This Go Lean/CU roadmap recognizes that modern life has expanded the definition of basic needs to now include food, clothing, shelter and energy. And thusly the book proposes many solutions for the region to optimize energy …
No “stone is left unturned”. Go Lean posits that the average costs of energy can be decreased from an average of US$0.35/kWh to US$0.088/kWh in the course of the 5-year term of this roadmap; (Page 100). A 75% savings is not a yawn, this should keep you alert!
The two foregoing articles relate to new ‘green’ power generation initiatives in different Caribbean member-states.
These initiatives took some effort on the part of the community and governmental institutions. We commend and applaud their success and executions thus far. But there is more heavy-lifting to do. Help is on the way! The Go Lean roadmap details a series of community ethos, strategies, tactics, implementations and advocacies to foster the progress in the wide fields of energy generation, distribution and consumption. The following list applies:
|Community Ethos – Lean Operations||Page 24|

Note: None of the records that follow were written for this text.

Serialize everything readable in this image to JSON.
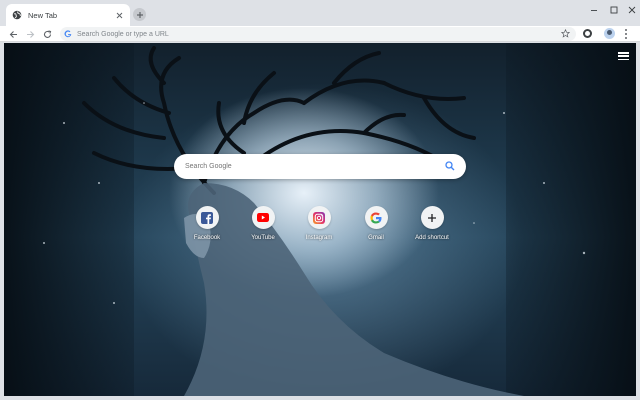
{
  "tab": {
    "title": "New Tab"
  },
  "omnibox": {
    "placeholder": "Search Google or type a URL"
  },
  "ntp": {
    "search_placeholder": "Search Google",
    "shortcuts": [
      {
        "label": "Facebook",
        "icon": "facebook-icon"
      },
      {
        "label": "YouTube",
        "icon": "youtube-icon"
      },
      {
        "label": "Instagram",
        "icon": "instagram-icon"
      },
      {
        "label": "Gmail",
        "icon": "google-icon"
      },
      {
        "label": "Add shortcut",
        "icon": "plus-icon"
      }
    ]
  },
  "colors": {
    "tabstrip": "#dee1e6",
    "toolbar": "#ffffff",
    "omnibox": "#f1f3f4",
    "background_theme": "#26465c"
  }
}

|Community Ethos – Return on Investments||Page 24|
|Community Ethos – Cooperatives||Page 25|
|Community Ethos – Regional Taxi Commissions||Page 25|
|Community Ethos – Non-Government Organizations||Page 25|
|Community Ethos – Ways to Impact the Future||Page 26|
|Community Ethos – Ways to Improve Negotiations||Page 32|
|Anecdote – Pipeline Transport – Strategies, Tactics & Implementations||Page 43|
|Strategy – Harness the power of the sun/winds||Page 46|
|Tactical – Fostering a Technocracy||Page 82|
|Tactical – Separation of Powers – Energy Commission||Page 82|
|Anecdote – “Lean” in Government – Energy Permits||Page 93|
|Anecdote – Caribbean Energy Grid Implementation||Page 100|
|Implementation – Ways to Develop Pipeline Industry||Page 107|
|Implementation – Ways to Improve Energy Usage||Page 113|
|Advocacy – Ways to Impact Public Works||Page 175|
|Advocacy – Ways to Foster Cooperatives||Page 176|
|Advocacy – Ways to Impact Monopolies||Page 202|
Energy needs are undeniable. The world is struggling with this issue.
Fulfilling those needs is easier said than done; and thus a great opportunity for the lean, agile operations envisioned for the CU technocracy. “It’s good to be green!”
Now is the time for all of the Caribbean, the people, business, institutions and governments, to lean-in for the optimizations and opportunities described in the book Go Lean … Caribbean.